Whenever the string "company" appears in a line below, please copy the line out.

======== EXERCISE INPUTS ========

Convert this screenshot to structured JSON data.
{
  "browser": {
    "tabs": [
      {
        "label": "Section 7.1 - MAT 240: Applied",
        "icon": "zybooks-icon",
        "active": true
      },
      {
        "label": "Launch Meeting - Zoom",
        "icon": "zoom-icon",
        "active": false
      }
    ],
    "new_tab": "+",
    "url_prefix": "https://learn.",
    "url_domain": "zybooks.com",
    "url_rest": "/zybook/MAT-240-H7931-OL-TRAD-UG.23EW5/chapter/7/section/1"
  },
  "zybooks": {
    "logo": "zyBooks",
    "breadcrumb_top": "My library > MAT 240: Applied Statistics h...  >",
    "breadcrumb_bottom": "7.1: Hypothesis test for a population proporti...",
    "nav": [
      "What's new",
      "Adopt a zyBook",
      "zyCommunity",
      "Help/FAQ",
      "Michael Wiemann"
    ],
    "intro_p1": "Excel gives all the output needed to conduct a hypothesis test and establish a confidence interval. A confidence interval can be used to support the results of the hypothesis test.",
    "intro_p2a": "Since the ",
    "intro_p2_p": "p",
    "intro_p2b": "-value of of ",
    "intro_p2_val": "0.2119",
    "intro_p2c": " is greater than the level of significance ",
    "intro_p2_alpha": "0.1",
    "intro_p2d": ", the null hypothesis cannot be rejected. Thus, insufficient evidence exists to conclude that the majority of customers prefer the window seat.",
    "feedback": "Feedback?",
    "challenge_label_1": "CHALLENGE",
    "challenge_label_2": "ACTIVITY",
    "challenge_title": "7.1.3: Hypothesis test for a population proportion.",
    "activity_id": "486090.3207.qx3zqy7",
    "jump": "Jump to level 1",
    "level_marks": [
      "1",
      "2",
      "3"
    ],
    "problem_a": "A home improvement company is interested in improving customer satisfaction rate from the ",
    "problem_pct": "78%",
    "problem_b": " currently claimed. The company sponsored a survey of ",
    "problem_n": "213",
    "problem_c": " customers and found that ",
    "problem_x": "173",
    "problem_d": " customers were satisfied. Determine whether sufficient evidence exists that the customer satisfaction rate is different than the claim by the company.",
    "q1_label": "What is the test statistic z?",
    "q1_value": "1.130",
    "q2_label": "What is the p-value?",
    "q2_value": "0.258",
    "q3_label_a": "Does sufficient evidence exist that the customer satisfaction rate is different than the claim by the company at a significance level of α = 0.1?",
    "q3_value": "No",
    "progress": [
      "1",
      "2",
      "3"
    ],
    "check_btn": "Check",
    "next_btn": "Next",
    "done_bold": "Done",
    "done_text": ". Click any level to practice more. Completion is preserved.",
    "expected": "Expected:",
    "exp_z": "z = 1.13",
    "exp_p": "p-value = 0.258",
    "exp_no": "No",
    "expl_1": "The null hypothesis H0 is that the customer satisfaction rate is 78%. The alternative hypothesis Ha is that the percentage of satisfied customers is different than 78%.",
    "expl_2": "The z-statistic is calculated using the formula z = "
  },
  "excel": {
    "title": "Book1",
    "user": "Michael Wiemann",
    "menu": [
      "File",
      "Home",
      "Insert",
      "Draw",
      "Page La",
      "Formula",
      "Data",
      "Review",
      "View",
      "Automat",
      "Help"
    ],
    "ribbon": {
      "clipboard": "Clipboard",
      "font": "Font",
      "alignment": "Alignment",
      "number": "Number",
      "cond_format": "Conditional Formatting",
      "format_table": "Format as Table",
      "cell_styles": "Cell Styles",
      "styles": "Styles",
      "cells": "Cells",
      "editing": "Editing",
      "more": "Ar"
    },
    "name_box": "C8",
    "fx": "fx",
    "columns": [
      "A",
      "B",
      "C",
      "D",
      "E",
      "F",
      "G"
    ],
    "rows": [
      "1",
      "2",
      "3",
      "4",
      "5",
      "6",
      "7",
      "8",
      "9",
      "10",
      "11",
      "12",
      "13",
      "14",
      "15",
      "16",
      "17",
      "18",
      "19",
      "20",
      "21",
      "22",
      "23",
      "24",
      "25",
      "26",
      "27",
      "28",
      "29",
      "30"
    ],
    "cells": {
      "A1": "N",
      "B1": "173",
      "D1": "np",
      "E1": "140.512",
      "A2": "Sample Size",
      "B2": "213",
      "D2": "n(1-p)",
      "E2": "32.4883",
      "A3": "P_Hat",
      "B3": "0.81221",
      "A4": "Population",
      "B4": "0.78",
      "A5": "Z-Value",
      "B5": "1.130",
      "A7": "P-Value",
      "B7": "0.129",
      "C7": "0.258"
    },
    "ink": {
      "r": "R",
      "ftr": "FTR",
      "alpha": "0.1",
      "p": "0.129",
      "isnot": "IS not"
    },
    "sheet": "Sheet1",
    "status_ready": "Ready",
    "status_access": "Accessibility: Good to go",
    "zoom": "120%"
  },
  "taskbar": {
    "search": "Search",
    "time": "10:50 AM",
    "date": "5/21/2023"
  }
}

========

• TASK OUTPUT:
    "problem_a": "A home improvement company is interested in improving customer satisfaction rate from the ",
    "problem_b": " currently claimed. The company sponsored a survey of ",
    "problem_d": " customers were satisfied. Determine whether sufficient evidence exists that the customer satisfaction rate is different than the claim by the company.",
    "q3_label_a": "Does sufficient evidence exist that the customer satisfaction rate is different than the claim by the company at a significance level of α = 0.1?",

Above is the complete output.